More than a decade has passed since my last book, Body Experience in Fantasy and Behavior, in which I analyzed what had been learned about body image and body perception in the preceding decade. Many new studies and observations have accumulated. They need to be reviewed and assimilated. I have tried to put them into a theoretical frame that will energize their significance. We are slowly and laboriously beginning to understand how people make psychological sense of their unbelievably complex body experiences. It has been interesting to watch the expansion of interest in body experience. Starting out as a relatively parochial scholarly focus for a few neurologists and psychiatrists, body perception has increasingly recruited investigators concerned with such diverse phenomena as development of identity, adaptation to body illness and injury, obesity, sex role, territoriality, response to drugs, sexual behavior, and self awareness. Congruent with the prediction Cleveland and I made in 1958 ( Fisher & Cleveland, 1958), body image constructs have proven to have considerable potency in explaining behavior. I marvel that, nevertheless, important segments of the scholarly community continue to regard people as disembodied. They give lip service to the fact that each human being is a biological object but refuse to factor into their behavioral equations the powerful impact of the immediate experience of one's own body in every situation. I firmly believe we will eventually find that measures of body perception are among our most versatile predictors of how people will interpret and react to life situations.
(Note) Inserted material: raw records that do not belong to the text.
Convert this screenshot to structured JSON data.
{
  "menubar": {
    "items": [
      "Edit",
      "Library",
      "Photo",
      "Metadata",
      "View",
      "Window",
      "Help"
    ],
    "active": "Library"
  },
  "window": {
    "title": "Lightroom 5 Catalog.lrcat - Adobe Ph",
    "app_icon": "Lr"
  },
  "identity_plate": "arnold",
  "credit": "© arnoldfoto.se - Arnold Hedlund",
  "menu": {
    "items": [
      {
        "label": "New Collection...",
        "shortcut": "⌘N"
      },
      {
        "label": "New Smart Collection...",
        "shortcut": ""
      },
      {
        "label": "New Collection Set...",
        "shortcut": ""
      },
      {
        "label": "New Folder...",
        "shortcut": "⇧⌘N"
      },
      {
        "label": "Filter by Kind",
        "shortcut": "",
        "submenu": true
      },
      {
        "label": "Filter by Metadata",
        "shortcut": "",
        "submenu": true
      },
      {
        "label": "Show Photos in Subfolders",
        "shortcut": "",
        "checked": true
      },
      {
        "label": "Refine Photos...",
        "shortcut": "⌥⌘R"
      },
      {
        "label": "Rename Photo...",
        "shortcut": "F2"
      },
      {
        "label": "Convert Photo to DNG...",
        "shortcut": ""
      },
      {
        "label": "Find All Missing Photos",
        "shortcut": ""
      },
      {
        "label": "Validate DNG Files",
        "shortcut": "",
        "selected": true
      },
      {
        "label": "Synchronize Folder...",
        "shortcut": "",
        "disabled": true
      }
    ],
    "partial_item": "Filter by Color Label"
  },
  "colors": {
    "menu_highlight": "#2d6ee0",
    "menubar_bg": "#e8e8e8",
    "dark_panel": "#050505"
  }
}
As research information has accumulated, it has become obvious that many of our previous notions about body perception are too simplistic. It no longer makes sense to talk about a simple unitary Body Image or Body Schema. The organization of body experience is multidimensional. At any given moment an individual may be simultaneously monitoring such different aspects of his body as its position in space, the integrity of its boundaries, its relative prominence in the total perceptual field, changes in its apparent size, and so forth. Each of these aspects may or may not be relatively independent of the others. To complicate matters further, we know that modes of body perception may shift markedly at certain developmental points and may also be quite different, even polar opposites, in males as compared to females. Consider, too, that some aspects of body experience are immediately observable and accessible by way of direct questioning of the individual, but others are either so automatized or obscured at unconscious levels that they can be